_DATA TO EXAMINE_
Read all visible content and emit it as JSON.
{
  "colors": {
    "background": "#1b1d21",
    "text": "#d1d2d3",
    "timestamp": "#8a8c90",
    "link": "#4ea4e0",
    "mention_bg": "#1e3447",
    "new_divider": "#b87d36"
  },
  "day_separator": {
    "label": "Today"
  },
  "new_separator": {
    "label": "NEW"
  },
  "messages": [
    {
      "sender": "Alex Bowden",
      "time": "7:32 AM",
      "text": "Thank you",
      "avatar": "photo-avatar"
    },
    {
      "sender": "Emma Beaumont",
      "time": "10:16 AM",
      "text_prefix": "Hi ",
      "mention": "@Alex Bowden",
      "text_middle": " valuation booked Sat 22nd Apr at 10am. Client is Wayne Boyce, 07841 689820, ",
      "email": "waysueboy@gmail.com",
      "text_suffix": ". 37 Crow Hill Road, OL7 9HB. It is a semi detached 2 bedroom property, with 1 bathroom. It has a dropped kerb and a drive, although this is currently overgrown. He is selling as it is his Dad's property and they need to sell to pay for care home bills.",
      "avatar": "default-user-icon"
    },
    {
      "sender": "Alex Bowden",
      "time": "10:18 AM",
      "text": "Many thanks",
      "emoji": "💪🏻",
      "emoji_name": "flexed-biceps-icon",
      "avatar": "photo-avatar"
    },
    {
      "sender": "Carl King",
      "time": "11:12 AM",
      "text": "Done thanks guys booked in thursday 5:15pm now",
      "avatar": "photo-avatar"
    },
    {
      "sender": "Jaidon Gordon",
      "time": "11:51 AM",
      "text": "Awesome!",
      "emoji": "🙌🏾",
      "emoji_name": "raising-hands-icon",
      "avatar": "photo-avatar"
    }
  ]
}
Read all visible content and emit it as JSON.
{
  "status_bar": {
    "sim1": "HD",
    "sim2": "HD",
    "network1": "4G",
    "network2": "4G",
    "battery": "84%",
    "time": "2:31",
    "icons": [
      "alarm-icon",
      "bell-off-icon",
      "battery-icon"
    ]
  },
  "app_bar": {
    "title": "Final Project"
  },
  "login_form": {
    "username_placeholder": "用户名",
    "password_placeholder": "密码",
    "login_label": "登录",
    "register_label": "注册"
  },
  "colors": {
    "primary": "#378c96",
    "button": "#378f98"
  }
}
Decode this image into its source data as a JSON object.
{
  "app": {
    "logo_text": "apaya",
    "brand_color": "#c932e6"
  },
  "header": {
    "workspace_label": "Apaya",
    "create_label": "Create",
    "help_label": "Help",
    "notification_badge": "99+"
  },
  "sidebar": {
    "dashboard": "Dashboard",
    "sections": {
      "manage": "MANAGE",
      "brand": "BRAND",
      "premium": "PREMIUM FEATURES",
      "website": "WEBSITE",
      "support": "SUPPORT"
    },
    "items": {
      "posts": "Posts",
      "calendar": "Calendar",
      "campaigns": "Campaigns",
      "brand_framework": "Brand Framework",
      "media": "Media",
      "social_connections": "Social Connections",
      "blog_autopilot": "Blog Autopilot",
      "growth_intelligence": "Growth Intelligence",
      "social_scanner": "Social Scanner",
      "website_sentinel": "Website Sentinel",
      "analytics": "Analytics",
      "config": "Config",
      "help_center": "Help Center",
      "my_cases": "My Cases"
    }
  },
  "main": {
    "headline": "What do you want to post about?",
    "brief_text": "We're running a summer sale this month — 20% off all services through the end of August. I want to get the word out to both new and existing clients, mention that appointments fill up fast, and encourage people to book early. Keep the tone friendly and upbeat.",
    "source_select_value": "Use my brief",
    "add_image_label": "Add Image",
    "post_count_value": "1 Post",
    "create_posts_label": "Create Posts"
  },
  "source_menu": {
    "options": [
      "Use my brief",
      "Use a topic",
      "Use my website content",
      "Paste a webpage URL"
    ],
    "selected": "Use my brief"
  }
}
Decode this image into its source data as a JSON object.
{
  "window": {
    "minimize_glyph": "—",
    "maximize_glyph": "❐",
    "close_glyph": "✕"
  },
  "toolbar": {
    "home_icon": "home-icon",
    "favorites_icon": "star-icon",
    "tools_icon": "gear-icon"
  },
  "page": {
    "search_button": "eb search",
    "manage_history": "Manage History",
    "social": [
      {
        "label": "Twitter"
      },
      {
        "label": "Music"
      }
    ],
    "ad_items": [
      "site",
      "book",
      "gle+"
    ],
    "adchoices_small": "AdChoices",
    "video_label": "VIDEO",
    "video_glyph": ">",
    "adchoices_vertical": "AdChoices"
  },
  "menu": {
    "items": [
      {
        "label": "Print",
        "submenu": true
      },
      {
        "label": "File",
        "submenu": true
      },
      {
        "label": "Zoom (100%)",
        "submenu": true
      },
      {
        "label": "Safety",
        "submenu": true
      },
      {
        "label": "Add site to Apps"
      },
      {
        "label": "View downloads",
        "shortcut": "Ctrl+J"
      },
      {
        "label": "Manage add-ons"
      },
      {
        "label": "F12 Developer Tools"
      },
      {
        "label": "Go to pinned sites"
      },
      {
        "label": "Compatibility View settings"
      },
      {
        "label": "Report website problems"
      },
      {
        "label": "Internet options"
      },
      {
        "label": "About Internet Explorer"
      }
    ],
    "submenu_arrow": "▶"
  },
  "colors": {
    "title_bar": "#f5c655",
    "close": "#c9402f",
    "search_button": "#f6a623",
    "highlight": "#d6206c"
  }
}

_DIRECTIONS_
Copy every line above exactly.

_THE COMPLETED TASK_
Read all visible content and emit it as JSON.
{
  "colors": {
    "background": "#1b1d21",
    "text": "#d1d2d3",
    "timestamp": "#8a8c90",
    "link": "#4ea4e0",
    "mention_bg": "#1e3447",
    "new_divider": "#b87d36"
  },
  "day_separator": {
    "label": "Today"
  },
  "new_separator": {
    "label": "NEW"
  },
  "messages": [
    {
      "sender": "Alex Bowden",
      "time": "7:32 AM",
      "text": "Thank you",
      "avatar": "photo-avatar"
    },
    {
      "sender": "Emma Beaumont",
      "time": "10:16 AM",
      "text_prefix": "Hi ",
      "mention": "@Alex Bowden",
      "text_middle": " valuation booked Sat 22nd Apr at 10am. Client is Wayne Boyce, 07841 689820, ",
      "email": "waysueboy@gmail.com",
      "text_suffix": ". 37 Crow Hill Road, OL7 9HB. It is a semi detached 2 bedroom property, with 1 bathroom. It has a dropped kerb and a drive, although this is currently overgrown. He is selling as it is his Dad's property and they need to sell to pay for care home bills.",
      "avatar": "default-user-icon"
    },
    {
      "sender": "Alex Bowden",
      "time": "10:18 AM",
      "text": "Many thanks",
      "emoji": "💪🏻",
      "emoji_name": "flexed-biceps-icon",
      "avatar": "photo-avatar"
    },
    {
      "sender": "Carl King",
      "time": "11:12 AM",
      "text": "Done thanks guys booked in thursday 5:15pm now",
      "avatar": "photo-avatar"
    },
    {
      "sender": "Jaidon Gordon",
      "time": "11:51 AM",
      "text": "Awesome!",
      "emoji": "🙌🏾",
      "emoji_name": "raising-hands-icon",
      "avatar": "photo-avatar"
    }
  ]
}
Read all visible content and emit it as JSON.
{
  "status_bar": {
    "sim1": "HD",
    "sim2": "HD",
    "network1": "4G",
    "network2": "4G",
    "battery": "84%",
    "time": "2:31",
    "icons": [
      "alarm-icon",
      "bell-off-icon",
      "battery-icon"
    ]
  },
  "app_bar": {
    "title": "Final Project"
  },
  "login_form": {
    "username_placeholder": "用户名",
    "password_placeholder": "密码",
    "login_label": "登录",
    "register_label": "注册"
  },
  "colors": {
    "primary": "#378c96",
    "button": "#378f98"
  }
}
Decode this image into its source data as a JSON object.
{
  "app": {
    "logo_text": "apaya",
    "brand_color": "#c932e6"
  },
  "header": {
    "workspace_label": "Apaya",
    "create_label": "Create",
    "help_label": "Help",
    "notification_badge": "99+"
  },
  "sidebar": {
    "dashboard": "Dashboard",
    "sections": {
      "manage": "MANAGE",
      "brand": "BRAND",
      "premium": "PREMIUM FEATURES",
      "website": "WEBSITE",
      "support": "SUPPORT"
    },
    "items": {
      "posts": "Posts",
      "calendar": "Calendar",
      "campaigns": "Campaigns",
      "brand_framework": "Brand Framework",
      "media": "Media",
      "social_connections": "Social Connections",
      "blog_autopilot": "Blog Autopilot",
      "growth_intelligence": "Growth Intelligence",
      "social_scanner": "Social Scanner",
      "website_sentinel": "Website Sentinel",
      "analytics": "Analytics",
      "config": "Config",
      "help_center": "Help Center",
      "my_cases": "My Cases"
    }
  },
  "main": {
    "headline": "What do you want to post about?",
    "brief_text": "We're running a summer sale this month — 20% off all services through the end of August. I want to get the word out to both new and existing clients, mention that appointments fill up fast, and encourage people to book early. Keep the tone friendly and upbeat.",
    "source_select_value": "Use my brief",
    "add_image_label": "Add Image",
    "post_count_value": "1 Post",
    "create_posts_label": "Create Posts"
  },
  "source_menu": {
    "options": [
      "Use my brief",
      "Use a topic",
      "Use my website content",
      "Paste a webpage URL"
    ],
    "selected": "Use my brief"
  }
}
Decode this image into its source data as a JSON object.
{
  "window": {
    "minimize_glyph": "—",
    "maximize_glyph": "❐",
    "close_glyph": "✕"
  },
  "toolbar": {
    "home_icon": "home-icon",
    "favorites_icon": "star-icon",
    "tools_icon": "gear-icon"
  },
  "page": {
    "search_button": "eb search",
    "manage_history": "Manage History",
    "social": [
      {
        "label": "Twitter"
      },
      {
        "label": "Music"
      }
    ],
    "ad_items": [
      "site",
      "book",
      "gle+"
    ],
    "adchoices_small": "AdChoices",
    "video_label": "VIDEO",
    "video_glyph": ">",
    "adchoices_vertical": "AdChoices"
  },
  "menu": {
    "items": [
      {
        "label": "Print",
        "submenu": true
      },
      {
        "label": "File",
        "submenu": true
      },
      {
        "label": "Zoom (100%)",
        "submenu": true
      },
      {
        "label": "Safety",
        "submenu": true
      },
      {
        "label": "Add site to Apps"
      },
      {
        "label": "View downloads",
        "shortcut": "Ctrl+J"
      },
      {
        "label": "Manage add-ons"
      },
      {
        "label": "F12 Developer Tools"
      },
      {
        "label": "Go to pinned sites"
      },
      {
        "label": "Compatibility View settings"
      },
      {
        "label": "Report website problems"
      },
      {
        "label": "Internet options"
      },
      {
        "label": "About Internet Explorer"
      }
    ],
    "submenu_arrow": "▶"
  },
  "colors": {
    "title_bar": "#f5c655",
    "close": "#c9402f",
    "search_button": "#f6a623",
    "highlight": "#d6206c"
  }
}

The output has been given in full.